Synonyms for tonna_galea or Related words with tonna_galea

conulus              cingulifera              macromphalus              granifera              monoplex              zelandica              candeana              bullidae              adansoni              duclos_synonym              legumen              macsotay_campos              crepidula_aculeata              cylindrus              eudolichotis              chlorostoma              dendroconus              sowerbyi              bozzetti_synonym              erithreus              weinkauff_synonym              chemnitzii              turritus              globosa_swainson              poirieria              gofasi              heliacus              bursidae              pyrum              pterochelus              phyllacanthus              hiatula              scalarina              melvilli              cytharella              spirata              swainson_synonym              pomacea_glauca              sauliae              bradybaena_similaris              trichotropis              bavayi              sibogae_schepman              calyptraea              phyllonotus              linatella              broderip_synonym              cypraecassis              australis_quoy              scalenostoma             



Examples of "tonna_galea"
"Tonna galea" has been placed on Annex II of both the Berne Convention on the Conservation of European Wildlife and Natural Habitats and the Protocol of the Barcelona Convention for Protection against Pollution in the Mediterranean Sea. In spite these designations, it continues to be "exploited".
Tonna galea, commonly known as the giant tun, is a species of marine gastropod mollusc in the family Tonnidae (also known as the tun shells). This very large sea snail or tun snail is found in the North Atlantic Ocean as far as the coast of West Africa, in the Mediterranean Sea and the Caribbean Sea. The species was first described by Carl Linnaeus in 1758.
"D. calidus" can grow to a length of . It uses large gastropod shells, such as those of "Tonna galea" and "Charonia" species, which it often decorates with one or more sea anemones of the species "Calliactis parasitica". The relationship with the anemone is truly symbiotic, since the anemone gains scraps of food from the hermit crab, while the crab benefits from the anemone's stinging tentacles deterring predators.
Sea cucumbers are often scorned by most of the marine predators because of the toxins they contain (in particular holothurin) and because of their often spectacular defensive systems. However, they remain a prey for some highly specialized predators which are not affected by their toxins, such as the big mollusks "Tonna galea" and "Tonna perdix", which paralyzes them using powerful poison before swallowing them completely.

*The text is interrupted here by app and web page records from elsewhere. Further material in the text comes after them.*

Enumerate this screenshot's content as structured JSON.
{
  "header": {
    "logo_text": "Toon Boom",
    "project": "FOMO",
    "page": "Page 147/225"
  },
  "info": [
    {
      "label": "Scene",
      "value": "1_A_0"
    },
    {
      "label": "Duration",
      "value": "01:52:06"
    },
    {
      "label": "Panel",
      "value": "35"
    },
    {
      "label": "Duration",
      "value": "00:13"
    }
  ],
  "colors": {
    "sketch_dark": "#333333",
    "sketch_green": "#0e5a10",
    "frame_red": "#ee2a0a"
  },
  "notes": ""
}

The animal is of a clear brownish red, without spots, and its tentacles are encircled, towards the point, with a wide reddish-brown ring. The foot beneath is of a dark violet, with the edge embroidered with deep brown. "Tonna galea" possess large salivary glands. The structure of these glands was first described and detailed by Heinrich Weber in 1927. Furthermore, the Giant Tun is also a luminescent species; this is an extremely rare characteristic among the prosobranch gastropods. The animal gives off light that is green-white in colour when it traverses through the water with its foot "well-extended".
Information on the biology and life history of "Tonna galea" is scarce, due to the fact that the species has only rarely been studied. It is carnivorous, and utilizes its two proboscises—located on top of its head—to envelop its prey, which primarily consists of sea cucumbers. To a lesser extent it also feeds on sea urchins, starfish. fish, bivalves and crustaceans. As a defense mechanism, the snail will squirt its highly-acidic saliva when disturbed. This contains approximately 2–5% sulfuric acid, which is used to kill its prey. The presence of this acid was recorded by Franz Hermann Troschel in 1854.
The ventricose shell of adult "Tonna galea" is very large, with an average height of . Specimens of this species have been quoted of the size of a man's head. The shell is thin and inflated, but still relatively solid and durable. The shell is almost diaphanous when young; at that time the transverse ribs of the surface are only indicated by lines of a slightly deeper tint. In terms of its weight however, the thin shell is very much lighter than the shell of most other large sea snails. The aperture of the shell is "distinctly round" and wide.